_RECORD SET:_
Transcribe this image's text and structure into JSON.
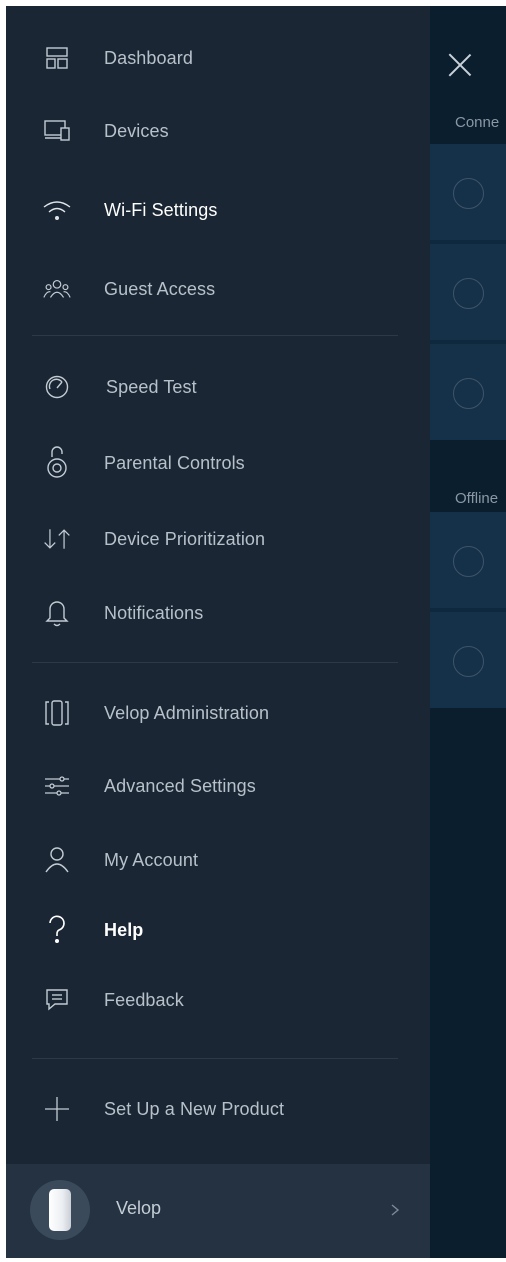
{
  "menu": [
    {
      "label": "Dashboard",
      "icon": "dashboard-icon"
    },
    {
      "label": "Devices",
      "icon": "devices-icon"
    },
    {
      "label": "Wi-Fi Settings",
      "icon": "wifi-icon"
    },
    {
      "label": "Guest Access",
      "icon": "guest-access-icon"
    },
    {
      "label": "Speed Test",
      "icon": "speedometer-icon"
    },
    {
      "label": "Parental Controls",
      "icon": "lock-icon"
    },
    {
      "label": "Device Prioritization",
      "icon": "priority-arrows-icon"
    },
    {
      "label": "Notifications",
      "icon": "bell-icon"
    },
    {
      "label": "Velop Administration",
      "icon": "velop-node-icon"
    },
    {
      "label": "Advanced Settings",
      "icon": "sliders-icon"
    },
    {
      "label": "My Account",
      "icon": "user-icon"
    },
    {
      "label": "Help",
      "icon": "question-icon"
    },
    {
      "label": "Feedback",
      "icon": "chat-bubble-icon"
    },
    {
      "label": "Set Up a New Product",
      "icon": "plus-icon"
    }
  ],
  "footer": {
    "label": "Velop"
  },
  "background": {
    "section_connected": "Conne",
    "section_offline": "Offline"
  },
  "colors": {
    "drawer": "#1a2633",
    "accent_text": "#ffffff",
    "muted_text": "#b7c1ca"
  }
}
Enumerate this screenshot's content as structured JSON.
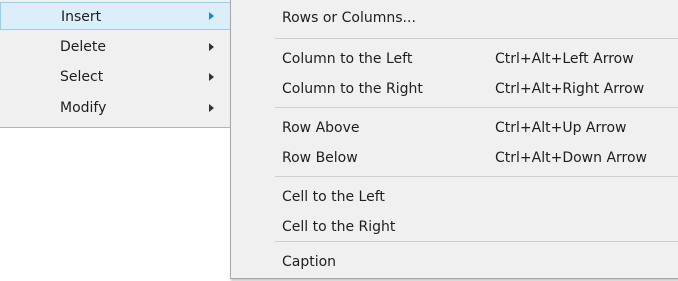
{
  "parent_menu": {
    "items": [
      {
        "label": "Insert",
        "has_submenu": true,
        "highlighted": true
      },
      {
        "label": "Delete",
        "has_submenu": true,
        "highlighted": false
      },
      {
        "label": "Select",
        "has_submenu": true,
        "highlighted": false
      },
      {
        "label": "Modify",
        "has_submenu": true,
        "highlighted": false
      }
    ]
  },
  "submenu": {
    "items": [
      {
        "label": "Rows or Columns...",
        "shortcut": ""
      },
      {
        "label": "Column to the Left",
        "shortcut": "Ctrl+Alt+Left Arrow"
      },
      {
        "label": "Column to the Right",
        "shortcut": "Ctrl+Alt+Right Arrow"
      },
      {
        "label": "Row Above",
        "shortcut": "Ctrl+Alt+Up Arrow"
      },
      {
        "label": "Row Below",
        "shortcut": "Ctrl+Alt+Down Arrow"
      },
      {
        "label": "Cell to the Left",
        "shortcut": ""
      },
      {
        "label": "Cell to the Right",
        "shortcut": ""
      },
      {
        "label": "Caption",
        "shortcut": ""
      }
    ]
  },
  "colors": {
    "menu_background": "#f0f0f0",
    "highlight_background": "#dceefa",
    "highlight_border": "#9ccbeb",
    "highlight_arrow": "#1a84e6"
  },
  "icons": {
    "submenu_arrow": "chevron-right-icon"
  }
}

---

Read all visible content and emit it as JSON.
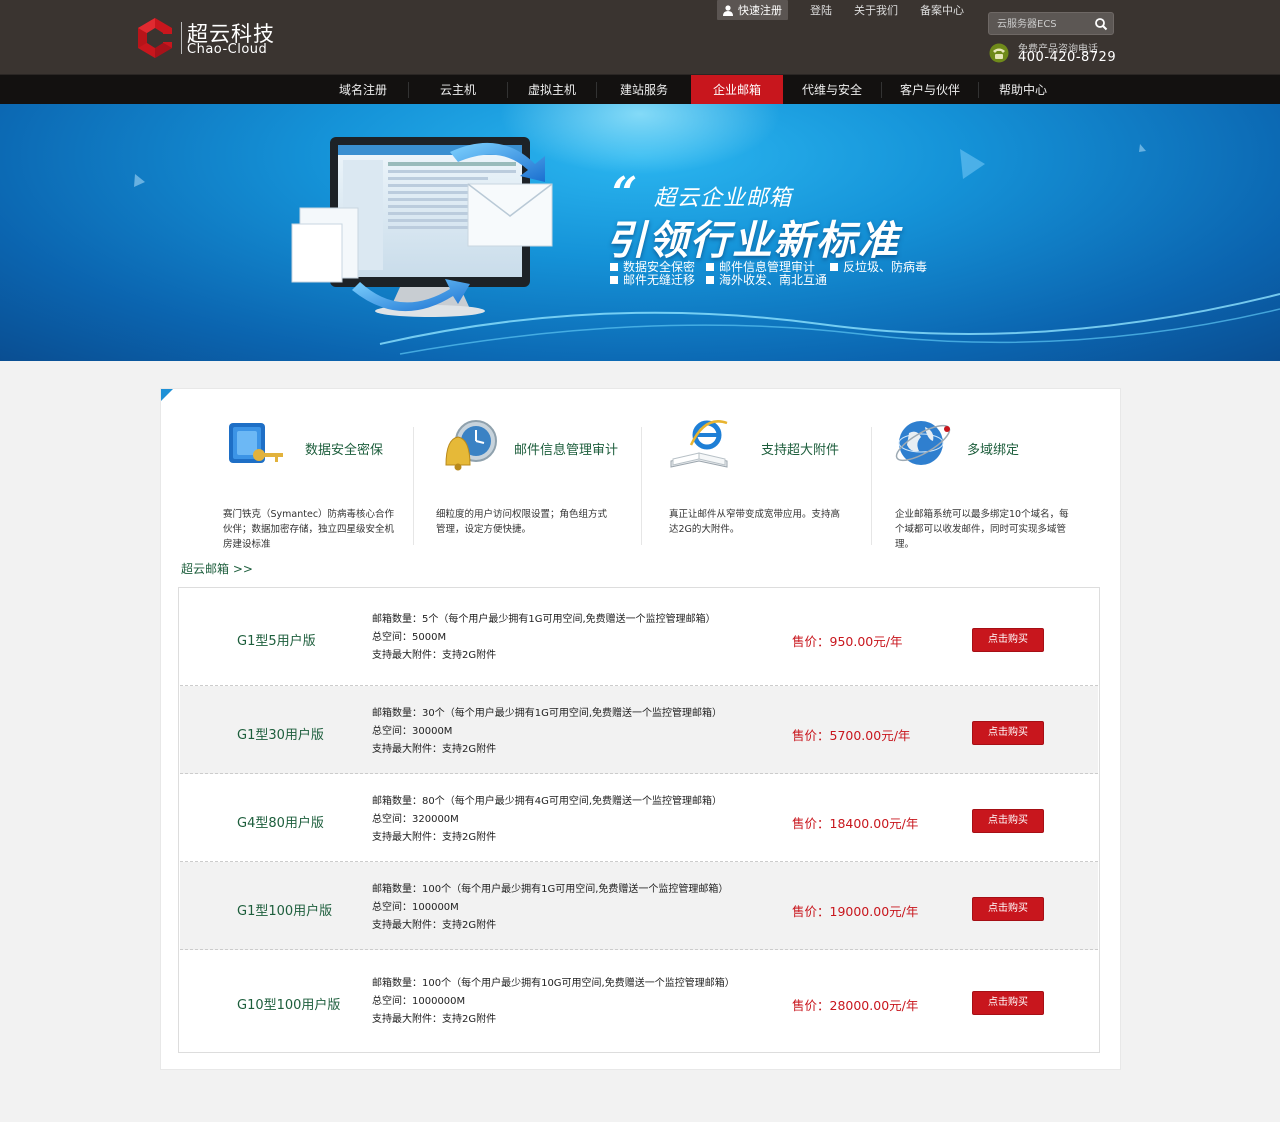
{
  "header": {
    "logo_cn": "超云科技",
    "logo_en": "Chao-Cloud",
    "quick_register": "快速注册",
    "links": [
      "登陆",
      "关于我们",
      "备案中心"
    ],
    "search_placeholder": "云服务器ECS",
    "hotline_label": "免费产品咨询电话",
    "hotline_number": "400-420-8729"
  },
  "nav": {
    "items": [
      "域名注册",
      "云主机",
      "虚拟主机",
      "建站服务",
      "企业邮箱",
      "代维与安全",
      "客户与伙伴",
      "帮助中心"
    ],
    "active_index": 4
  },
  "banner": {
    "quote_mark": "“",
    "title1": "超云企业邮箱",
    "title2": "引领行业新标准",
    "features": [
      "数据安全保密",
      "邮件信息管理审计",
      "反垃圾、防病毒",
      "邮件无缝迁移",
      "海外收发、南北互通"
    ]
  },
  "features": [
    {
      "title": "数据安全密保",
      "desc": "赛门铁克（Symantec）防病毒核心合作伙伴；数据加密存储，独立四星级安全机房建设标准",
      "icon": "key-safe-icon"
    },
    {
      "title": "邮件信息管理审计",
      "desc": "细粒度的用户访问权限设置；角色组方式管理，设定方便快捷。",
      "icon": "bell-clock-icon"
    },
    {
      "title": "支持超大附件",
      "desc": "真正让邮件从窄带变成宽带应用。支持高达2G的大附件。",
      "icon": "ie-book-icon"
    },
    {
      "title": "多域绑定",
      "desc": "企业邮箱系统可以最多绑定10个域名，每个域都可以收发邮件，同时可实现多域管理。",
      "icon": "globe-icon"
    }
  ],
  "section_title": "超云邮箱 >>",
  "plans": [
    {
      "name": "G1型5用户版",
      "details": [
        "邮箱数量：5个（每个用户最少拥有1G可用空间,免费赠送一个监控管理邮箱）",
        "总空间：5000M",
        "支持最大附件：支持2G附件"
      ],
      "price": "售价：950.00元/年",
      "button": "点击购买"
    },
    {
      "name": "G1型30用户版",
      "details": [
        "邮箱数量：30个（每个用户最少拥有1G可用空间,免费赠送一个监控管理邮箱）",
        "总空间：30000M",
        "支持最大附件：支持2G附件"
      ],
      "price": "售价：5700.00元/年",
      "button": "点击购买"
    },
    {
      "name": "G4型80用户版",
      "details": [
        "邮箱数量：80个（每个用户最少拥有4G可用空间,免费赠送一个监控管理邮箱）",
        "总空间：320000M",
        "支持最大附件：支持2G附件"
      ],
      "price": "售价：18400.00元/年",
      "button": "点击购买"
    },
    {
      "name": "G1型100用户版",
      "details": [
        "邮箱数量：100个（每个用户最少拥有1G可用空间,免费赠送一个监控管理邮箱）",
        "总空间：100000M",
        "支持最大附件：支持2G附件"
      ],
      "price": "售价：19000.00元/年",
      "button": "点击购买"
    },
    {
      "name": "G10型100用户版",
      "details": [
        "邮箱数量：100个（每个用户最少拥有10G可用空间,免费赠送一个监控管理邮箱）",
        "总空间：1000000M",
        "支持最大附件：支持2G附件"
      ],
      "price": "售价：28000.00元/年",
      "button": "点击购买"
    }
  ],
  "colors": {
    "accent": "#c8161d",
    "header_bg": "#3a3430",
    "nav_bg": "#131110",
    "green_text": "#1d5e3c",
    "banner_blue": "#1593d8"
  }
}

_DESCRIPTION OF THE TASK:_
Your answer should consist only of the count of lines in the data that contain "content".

_RESPONSE:_
2